  • Dr. Jon S. Odorico, Principal Investigator
  • Dr. Nadya Lumelsky, Associate


  • University of Wisconsin, Madison, USA


  • Derivation of Insulin Producing Cells from Embryonic Stem Cell Lines
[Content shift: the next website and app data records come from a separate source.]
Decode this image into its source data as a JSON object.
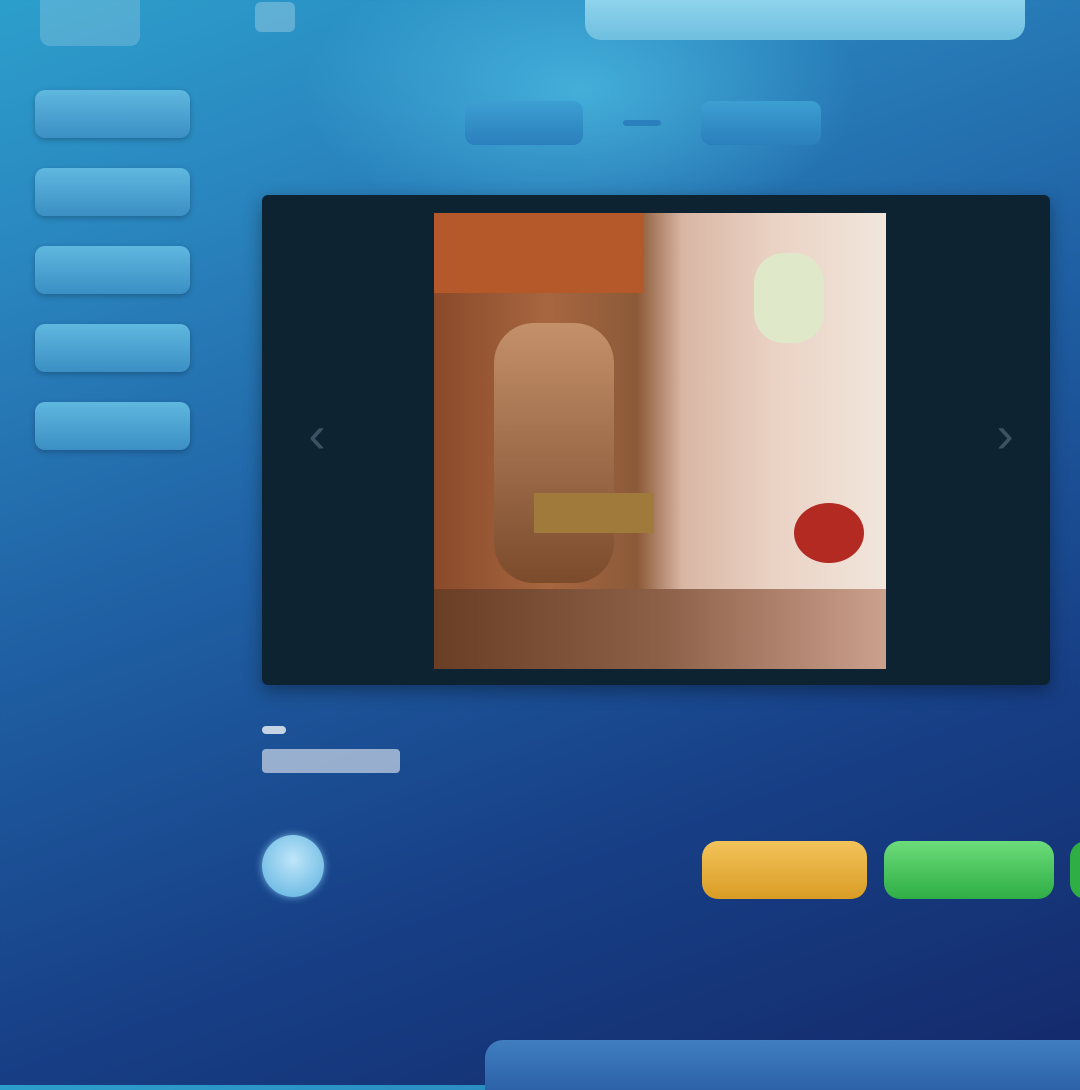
{
  "header": {
    "search_text": ""
  },
  "sidebar": {
    "items": [
      {
        "label": ""
      },
      {
        "label": ""
      },
      {
        "label": ""
      },
      {
        "label": ""
      },
      {
        "label": ""
      }
    ]
  },
  "tabs": [
    {
      "label": ""
    },
    {
      "label": ""
    }
  ],
  "player": {
    "prev_icon": "chevron-left-icon",
    "next_icon": "chevron-right-icon"
  },
  "video": {
    "title_strong": "",
    "title_rest": "",
    "title_sub": ""
  },
  "actions": {
    "views": "",
    "likes": "",
    "download_label": "",
    "share_label": ""
  },
  "footer": {
    "text": ""
  },
  "colors": {
    "accent_blue": "#2a86bf",
    "download_yellow": "#e0a830",
    "share_green": "#3bbf52",
    "stat_pink": "#d05a9c"
  }
}
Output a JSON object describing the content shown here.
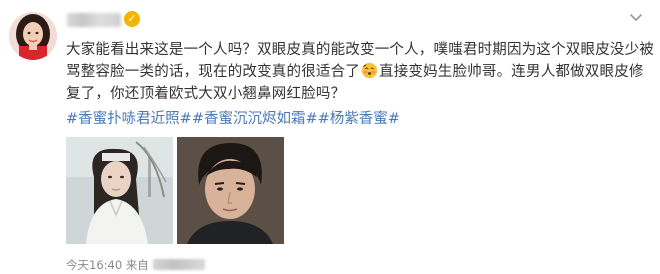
{
  "post": {
    "verified_badge_icon": "verified-star-icon",
    "menu_icon": "chevron-down-icon",
    "text_part1": "大家能看出来这是一个人吗？双眼皮真的能改变一个人，噗嗤君时期因为这个双眼皮没少被骂整容脸一类的话，现在的改变真的很适合了",
    "emoji_icon": "blush-emoji-icon",
    "text_part2": "直接变妈生脸帅哥。连男人都做双眼皮修复了，你还顶着欧式大双小翘鼻网红脸吗？",
    "topics": [
      "#香蜜扑哧君近照#",
      "#香蜜沉沉烬如霜#",
      "#杨紫香蜜#"
    ],
    "images": [
      {
        "name": "costume-drama-photo"
      },
      {
        "name": "modern-portrait-photo"
      }
    ],
    "time_label": "今天16:40",
    "source_prefix": "来自"
  },
  "colors": {
    "text": "#333333",
    "topic_link": "#4a78b8",
    "meta": "#8a8a8a",
    "badge": "#f5b400"
  }
}
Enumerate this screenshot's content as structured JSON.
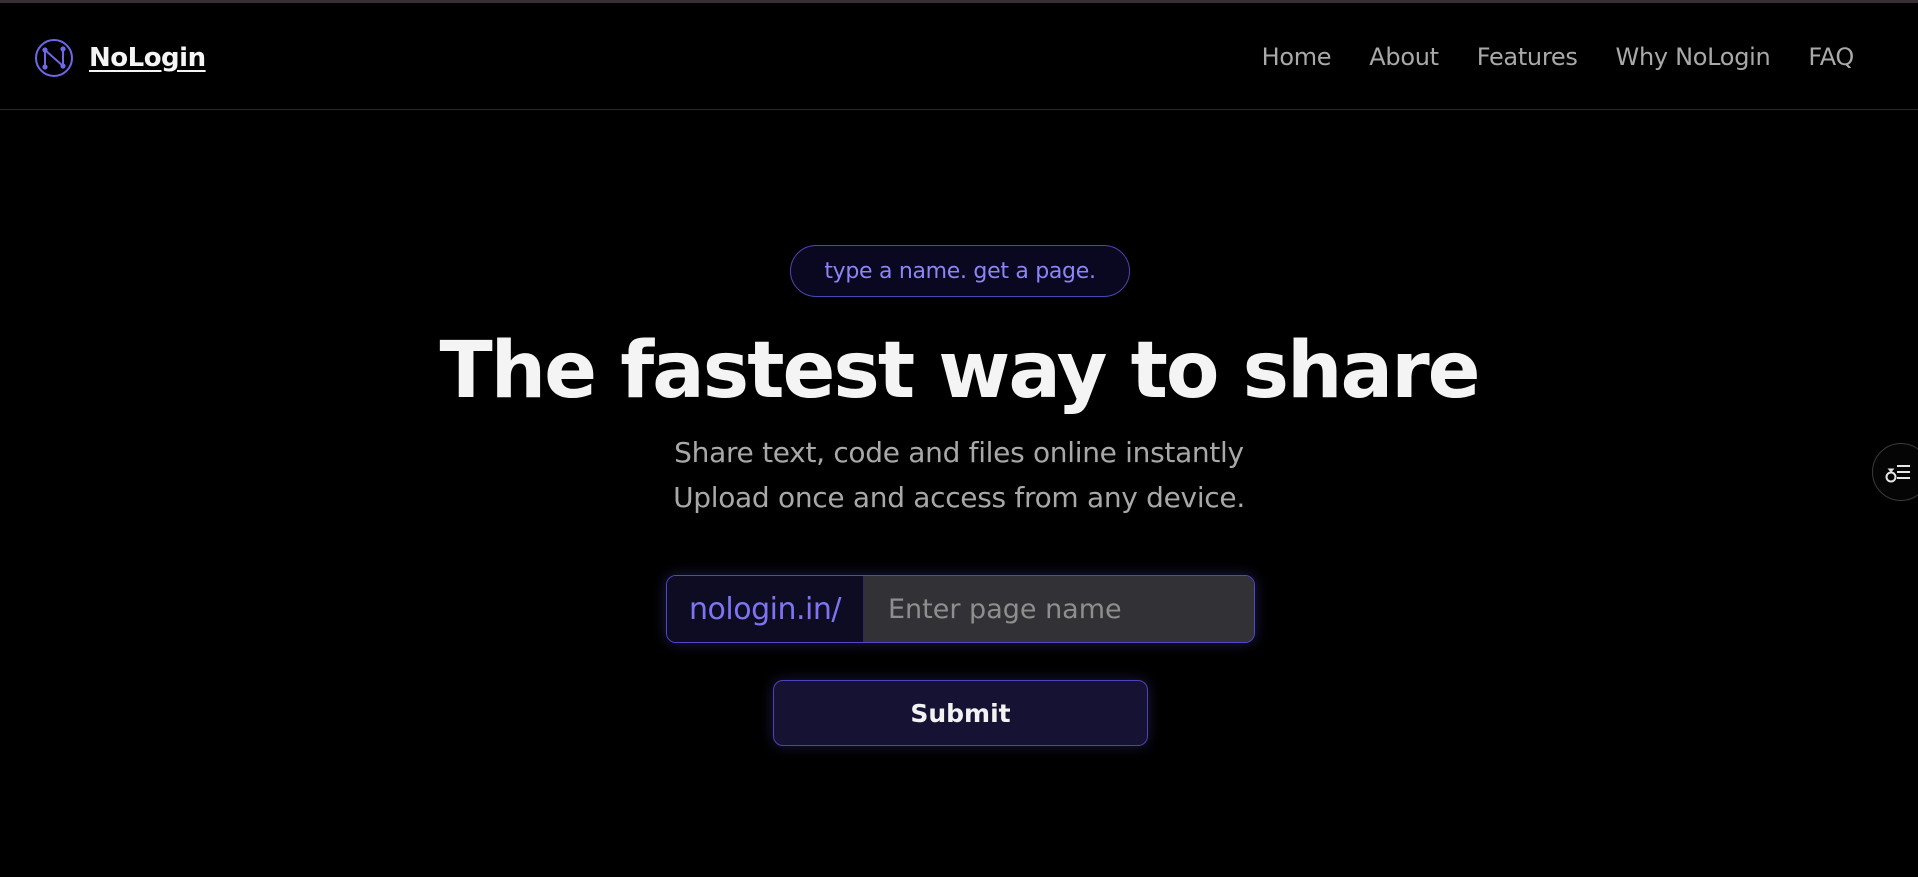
{
  "colors": {
    "background": "#000000",
    "accent": "#7d74f2",
    "accent_border": "#4f49c9",
    "nav_text": "#a9a9a9",
    "input_bg": "#323236"
  },
  "brand": {
    "name": "NoLogin",
    "logo_icon": "n-network-logo-icon"
  },
  "nav": {
    "items": [
      {
        "label": "Home"
      },
      {
        "label": "About"
      },
      {
        "label": "Features"
      },
      {
        "label": "Why NoLogin"
      },
      {
        "label": "FAQ"
      }
    ]
  },
  "hero": {
    "tagline": "type a name. get a page.",
    "title": "The fastest way to share",
    "subtitle_line1": "Share text, code and files online instantly",
    "subtitle_line2": "Upload once and access from any device."
  },
  "form": {
    "url_prefix": "nologin.in/",
    "input_placeholder": "Enter page name",
    "input_value": "",
    "submit_label": "Submit"
  },
  "side_widget": {
    "icon": "filter-list-icon"
  }
}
Transplantation of the whole pancreas and isolated pancreatic islets has greatly improved the treatment of diabetes mellitus in recent years. However, transplantation of organs from cadaver donors cannot be offered to all diabetics because of the severely limited supply of suitable donors, and because of the often fatal immunological complications associated with such organ transplantation. Stem cell therapy is beginning to emerge now as a potential alternative strategy for the treatment of many human diseases. The aim of stem cell therapy is to replace, repair or enhance the physiological function of damaged tissue or organs by providing the recipient with the cells that can be engineered outside the body to serve this physiological function. Embryonic stem (ES) cells represent a very promising source for stem cell therapy because they are immortal, can be grown in large quantities, and can be genetically engineered outside the body to escape immune attack by the recipient. Moreover, ES cells are capable of giving rise to several different functional cell types. For instance, cardiac muscle cells, nerve cells, and red blood cells have been grown from ES cells in tissue culture. We have recently found that ES cells can also be induced to produce some of the pancreatic hormones, but this hormone production is still relatively inefficient. In the proposed work, we are undertaking the task of transforming ES cells into functional insulin-producing cells by further enhancing their hormone production while expanding the number of hormone-producing cells. Achieving this goal will have important therapeutic benefits for treating diabetes.